Retail inflation in March likely exceeded the Reserve Bank of India's upper end of the target range, once again, driven by higher energy costs, but the central bank will mostly overlook the rising price pressures as temporary, wrote economists at Barclays in a research note.
Consumer-price indexed (CPI) inflation rose a touch further in February to 6.07 per cent from a year ago, the RBI's upper end of its target range of 2-6 per cent for the second month in a row.
"CPI inflation will exceed the RBI's target range, as rising motor fuel and other energy prices add to inflation even as food prices hold steady. Headline inflation is likely to stay above 6 per cent for the next two to three months. We expect headline CPI inflation to climb to 6.5 per cent year-on-year in March, driven by the pass-through of international commodity and energy prices," wrote economists at Barclays in a research note.

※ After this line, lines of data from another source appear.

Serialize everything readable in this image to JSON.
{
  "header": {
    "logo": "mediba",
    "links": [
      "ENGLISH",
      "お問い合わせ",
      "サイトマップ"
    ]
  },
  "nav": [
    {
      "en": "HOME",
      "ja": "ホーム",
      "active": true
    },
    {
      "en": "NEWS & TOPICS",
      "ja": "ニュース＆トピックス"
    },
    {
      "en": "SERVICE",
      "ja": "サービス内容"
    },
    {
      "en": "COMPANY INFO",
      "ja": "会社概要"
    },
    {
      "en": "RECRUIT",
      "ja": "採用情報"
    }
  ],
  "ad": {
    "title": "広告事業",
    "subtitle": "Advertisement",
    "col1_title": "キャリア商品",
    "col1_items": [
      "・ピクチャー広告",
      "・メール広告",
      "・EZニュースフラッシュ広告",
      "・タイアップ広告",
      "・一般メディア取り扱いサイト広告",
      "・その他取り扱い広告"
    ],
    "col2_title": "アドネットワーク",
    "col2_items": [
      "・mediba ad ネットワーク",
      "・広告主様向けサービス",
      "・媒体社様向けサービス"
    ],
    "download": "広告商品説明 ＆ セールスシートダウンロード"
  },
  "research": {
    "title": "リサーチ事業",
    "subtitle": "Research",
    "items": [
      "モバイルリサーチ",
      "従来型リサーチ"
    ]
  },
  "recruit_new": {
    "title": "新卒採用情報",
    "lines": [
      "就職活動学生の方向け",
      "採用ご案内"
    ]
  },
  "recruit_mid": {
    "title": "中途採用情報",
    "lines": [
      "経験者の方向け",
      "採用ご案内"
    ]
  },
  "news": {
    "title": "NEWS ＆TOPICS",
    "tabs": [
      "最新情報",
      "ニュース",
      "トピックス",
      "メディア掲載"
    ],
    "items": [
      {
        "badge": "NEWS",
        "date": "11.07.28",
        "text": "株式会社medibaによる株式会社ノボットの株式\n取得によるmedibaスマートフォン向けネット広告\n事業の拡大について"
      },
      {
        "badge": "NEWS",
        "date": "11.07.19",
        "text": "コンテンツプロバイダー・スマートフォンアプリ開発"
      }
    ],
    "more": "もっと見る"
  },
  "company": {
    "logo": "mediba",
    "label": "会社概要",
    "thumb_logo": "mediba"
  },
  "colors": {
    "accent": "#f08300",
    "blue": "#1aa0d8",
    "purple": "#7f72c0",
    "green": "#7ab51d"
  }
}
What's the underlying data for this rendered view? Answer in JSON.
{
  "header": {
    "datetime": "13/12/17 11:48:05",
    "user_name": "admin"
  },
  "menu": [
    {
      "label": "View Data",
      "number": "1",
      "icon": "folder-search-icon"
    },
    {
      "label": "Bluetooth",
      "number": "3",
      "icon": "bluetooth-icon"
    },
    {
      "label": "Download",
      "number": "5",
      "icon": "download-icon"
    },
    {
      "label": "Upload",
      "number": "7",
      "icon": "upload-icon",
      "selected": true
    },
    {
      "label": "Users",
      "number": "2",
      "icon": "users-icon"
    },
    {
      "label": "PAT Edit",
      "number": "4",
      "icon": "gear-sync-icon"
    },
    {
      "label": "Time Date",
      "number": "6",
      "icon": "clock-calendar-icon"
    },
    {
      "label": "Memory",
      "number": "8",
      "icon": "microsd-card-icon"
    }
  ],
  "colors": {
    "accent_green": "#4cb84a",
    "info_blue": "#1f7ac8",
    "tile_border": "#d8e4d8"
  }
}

"On a sequential basis, food prices remain under control, but imported inflation, led by higher energy costs, will be the major driver as core inflation hits a 10-month high. Still, the RBI will likely stress supply-side drivers and emphasise the use of fiscal levers to tame price pressures," added the note.
The recent hikes in fuel prices - petrol and diesel prices were raised again on Tuesday for the thirteenth time in 15 days, are also likely to add to already high price pressures in the country.
Fuel rates were held steady for over four months despite the spike in crude oil prices. The rate revision had ended on March 22. In total, petrol and diesel prices have gone up by ₹ 9.20 per litre, respectively, after 13 rate revisions.
"India's food prices will largely be insulated from the Russia-Ukraine conflict. We expect the pass-through of surging international commodity prices to be partial and most visible in motor fuels, edible oils, metals and gold," said Barclays' economists.
"After a hiatus of nearly four-and-a-half months, prices of motor fuels have been incrementally raised over the past two weeks, and we expect more increases in the coming days. While cooking gas prices were unchanged at a retail level, the commercial cylinder cost has continued to climb, while kerosene prices have also risen," added the research note.
But the RBI has, in repeated messages, said it is currently focused on supporting the nascent economic recovery and that rising inflation would be temporary even as the Federal Reserve has indicated an aggressive rate hike path.
The central bank is widely expected to keep its interest rates unchanged and use its communication as a nuance, but calls are growing for it to act.
While market participants have said the RBI is behind the curve in tackling inflation and would have to take an aggressive stand later, India's policymakers have rejected that idea and said the economy still needs monetary support.
"The RBI to stress supply drivers and transient nature of current price spike. If March inflation is in line with our expectations, Q1 2022 inflation will average 6.2 per cent, which is 50 basis points above the RBI's 5.7 per cent projections made in February. "Our calculations also show that inflation could average 5.1 per cent in FY22-23, with upside risks," noted the economists.
"Still, the MPC could stress the predominantly supply-side nature of the current price spike and suggest the need for fiscal measures to reign in price pressures. Indeed, the RBI is expected to keep both the repo and reverse repo rates steady and maintain its tone of measured accommodation during this week's policy meeting," added Barclays' research note.